It’s not without a sense of irony that in the wake of much Twitter talk over the value of his post VeniVidi1993 match musings that Phil Galfond chooses to end speculation on his intentions to restart the match with a four-word blog post.
“I’m gonna keep playing.”
When you’ve been the apex predator for so long, the label becomes as sticky as a Winnie the Pooh paw.
Galfond has earned many millions of dollars playing online cash games. In his household, when Farah and Phil sing baby shark to their nipper, daddy shark really is a shark.
When the Run It Once founder issued his heads-up challenge to every human being this side of exoplanet K2-18b, the vast majority of the poker community assumed that he would have the best of it. He is Apollo Creed. Only those for whom poker is as frequent in their lives as a cuppa in the north of England cast him as Rocky.
It seems the apex predator has finally found a predator, and it’s not the man to whom he is stuck close to a million euros.
The Man in the Mirror
Old Jacko once sang, “I’m asking him to change his ways,” and I bet my pet pigeon’s birdseed that this is relevant in the battle between Galfond and Galfond.
Football fans of the 1980s will remember the Norwegian commentator, Bjørge Lillelien, saying:
“Lord Nelson, Lord Beaverbrook, Sir Winston Churchill, Sir Anthony Eden, Clement Attlee, Henry Cooper, Lady Diana – can you hear me? Maggie Thatcher – your boys took a hell of a beating! Your boys took a hell of a beating!”
That’s what happened when Galfond pressed pause on his heads-up match with VeniVidi1993, €900,240.17 in the red through 15 sessions. The boy had taken one hell of a beating.
Galfond needed to regroup and refocus.
Was he masquerading as a shark?
Was Luke Schwartz right when he called him a ‘washed up nice guy?”
Plagued with self-doubt, Galfond had to ask those questions and more. He had to start believing that he was enough. He had to let go of who he is supposed to be, and be who he is.
Throughout his match, Galfond showed tremendous courage, bravery and resilience, and now, he’s delving into his stores of vulnerability. When Galfond holds up a mirror, I believe he likes what he sees.

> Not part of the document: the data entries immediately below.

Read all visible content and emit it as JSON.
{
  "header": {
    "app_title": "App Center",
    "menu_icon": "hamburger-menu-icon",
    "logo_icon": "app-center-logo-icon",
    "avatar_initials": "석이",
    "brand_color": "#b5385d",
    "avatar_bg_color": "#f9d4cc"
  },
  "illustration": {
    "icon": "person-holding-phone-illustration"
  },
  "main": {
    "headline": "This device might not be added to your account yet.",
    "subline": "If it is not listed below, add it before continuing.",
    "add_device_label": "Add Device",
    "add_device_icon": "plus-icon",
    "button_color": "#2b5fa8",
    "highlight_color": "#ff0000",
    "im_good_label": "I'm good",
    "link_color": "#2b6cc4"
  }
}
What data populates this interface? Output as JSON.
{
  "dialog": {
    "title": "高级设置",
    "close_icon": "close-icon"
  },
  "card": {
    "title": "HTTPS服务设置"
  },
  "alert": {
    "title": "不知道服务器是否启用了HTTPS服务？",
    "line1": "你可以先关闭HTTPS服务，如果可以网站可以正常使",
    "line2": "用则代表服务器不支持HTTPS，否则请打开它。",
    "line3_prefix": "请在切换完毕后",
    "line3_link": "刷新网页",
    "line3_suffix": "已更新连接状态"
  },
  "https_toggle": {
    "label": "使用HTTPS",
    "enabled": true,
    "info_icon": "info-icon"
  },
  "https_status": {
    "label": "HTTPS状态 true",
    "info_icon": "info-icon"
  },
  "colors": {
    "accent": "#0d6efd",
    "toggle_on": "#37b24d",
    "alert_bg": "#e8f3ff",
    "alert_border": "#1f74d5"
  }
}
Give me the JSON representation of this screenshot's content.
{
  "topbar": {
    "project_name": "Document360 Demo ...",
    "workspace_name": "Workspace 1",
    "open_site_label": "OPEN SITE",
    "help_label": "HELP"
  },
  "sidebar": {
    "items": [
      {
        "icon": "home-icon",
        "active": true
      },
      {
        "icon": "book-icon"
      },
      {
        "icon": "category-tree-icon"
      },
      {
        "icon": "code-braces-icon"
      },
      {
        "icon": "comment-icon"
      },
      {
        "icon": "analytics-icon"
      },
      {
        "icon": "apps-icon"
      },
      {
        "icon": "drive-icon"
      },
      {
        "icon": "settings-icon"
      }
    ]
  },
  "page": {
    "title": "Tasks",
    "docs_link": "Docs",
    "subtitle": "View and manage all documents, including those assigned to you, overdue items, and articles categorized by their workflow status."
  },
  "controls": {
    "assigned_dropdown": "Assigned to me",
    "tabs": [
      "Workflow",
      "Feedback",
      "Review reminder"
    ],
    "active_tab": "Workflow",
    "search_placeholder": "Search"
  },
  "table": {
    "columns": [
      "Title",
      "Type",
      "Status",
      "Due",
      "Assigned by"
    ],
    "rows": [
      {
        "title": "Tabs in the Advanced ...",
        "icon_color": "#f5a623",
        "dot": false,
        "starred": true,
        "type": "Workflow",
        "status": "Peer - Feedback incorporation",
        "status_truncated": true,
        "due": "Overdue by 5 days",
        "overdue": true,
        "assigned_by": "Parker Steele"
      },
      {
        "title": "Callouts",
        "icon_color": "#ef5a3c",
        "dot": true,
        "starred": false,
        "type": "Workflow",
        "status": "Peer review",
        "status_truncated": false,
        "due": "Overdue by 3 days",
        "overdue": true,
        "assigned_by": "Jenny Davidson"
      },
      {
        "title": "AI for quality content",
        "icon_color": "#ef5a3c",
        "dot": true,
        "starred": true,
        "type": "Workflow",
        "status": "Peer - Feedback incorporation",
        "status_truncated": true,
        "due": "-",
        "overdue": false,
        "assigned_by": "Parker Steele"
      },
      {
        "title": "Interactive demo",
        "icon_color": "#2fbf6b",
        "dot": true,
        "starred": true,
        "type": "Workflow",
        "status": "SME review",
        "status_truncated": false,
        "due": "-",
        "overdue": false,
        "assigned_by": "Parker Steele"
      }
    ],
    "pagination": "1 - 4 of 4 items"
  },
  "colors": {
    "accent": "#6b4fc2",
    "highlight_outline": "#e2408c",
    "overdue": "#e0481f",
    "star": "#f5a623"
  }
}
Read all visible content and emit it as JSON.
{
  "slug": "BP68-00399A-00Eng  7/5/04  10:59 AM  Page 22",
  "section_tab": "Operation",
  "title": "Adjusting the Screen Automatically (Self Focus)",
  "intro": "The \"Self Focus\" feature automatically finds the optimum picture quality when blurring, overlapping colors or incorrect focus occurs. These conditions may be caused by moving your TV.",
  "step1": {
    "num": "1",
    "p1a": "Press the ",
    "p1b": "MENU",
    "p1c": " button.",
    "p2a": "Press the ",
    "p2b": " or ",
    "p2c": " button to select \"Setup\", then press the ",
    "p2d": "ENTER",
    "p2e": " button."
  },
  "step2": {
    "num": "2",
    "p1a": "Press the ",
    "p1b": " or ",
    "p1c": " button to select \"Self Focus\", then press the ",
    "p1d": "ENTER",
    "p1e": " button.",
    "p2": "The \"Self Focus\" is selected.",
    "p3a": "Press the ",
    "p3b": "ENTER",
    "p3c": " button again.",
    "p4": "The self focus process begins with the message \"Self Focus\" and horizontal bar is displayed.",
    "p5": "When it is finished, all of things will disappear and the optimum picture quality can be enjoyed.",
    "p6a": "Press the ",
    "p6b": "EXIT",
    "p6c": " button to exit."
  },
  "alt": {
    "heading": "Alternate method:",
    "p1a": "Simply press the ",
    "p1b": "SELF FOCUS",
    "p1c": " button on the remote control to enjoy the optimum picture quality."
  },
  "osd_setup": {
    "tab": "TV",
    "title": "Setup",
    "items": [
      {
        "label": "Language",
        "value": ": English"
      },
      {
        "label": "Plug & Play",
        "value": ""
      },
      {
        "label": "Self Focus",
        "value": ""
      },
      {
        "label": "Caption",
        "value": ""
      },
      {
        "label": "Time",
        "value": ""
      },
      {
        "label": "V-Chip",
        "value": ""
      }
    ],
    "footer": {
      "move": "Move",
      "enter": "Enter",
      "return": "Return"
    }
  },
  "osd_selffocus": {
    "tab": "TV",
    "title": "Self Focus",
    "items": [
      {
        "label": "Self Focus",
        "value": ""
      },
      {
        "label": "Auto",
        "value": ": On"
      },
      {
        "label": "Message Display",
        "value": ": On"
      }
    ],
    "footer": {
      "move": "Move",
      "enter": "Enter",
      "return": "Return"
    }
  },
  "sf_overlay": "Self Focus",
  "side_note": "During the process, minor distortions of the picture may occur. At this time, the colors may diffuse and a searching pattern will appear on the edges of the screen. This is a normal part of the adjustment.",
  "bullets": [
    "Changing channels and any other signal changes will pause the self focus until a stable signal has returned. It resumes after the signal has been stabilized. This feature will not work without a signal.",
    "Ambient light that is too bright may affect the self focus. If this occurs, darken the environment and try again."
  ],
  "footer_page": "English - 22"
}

It’s a different story when he holds that mirror up to his detractors.
When he took a sabbatical, there was so much at stake.
All that changes thanks to a single sentence.
He’s already won.
Everyone was watching the wrong fight.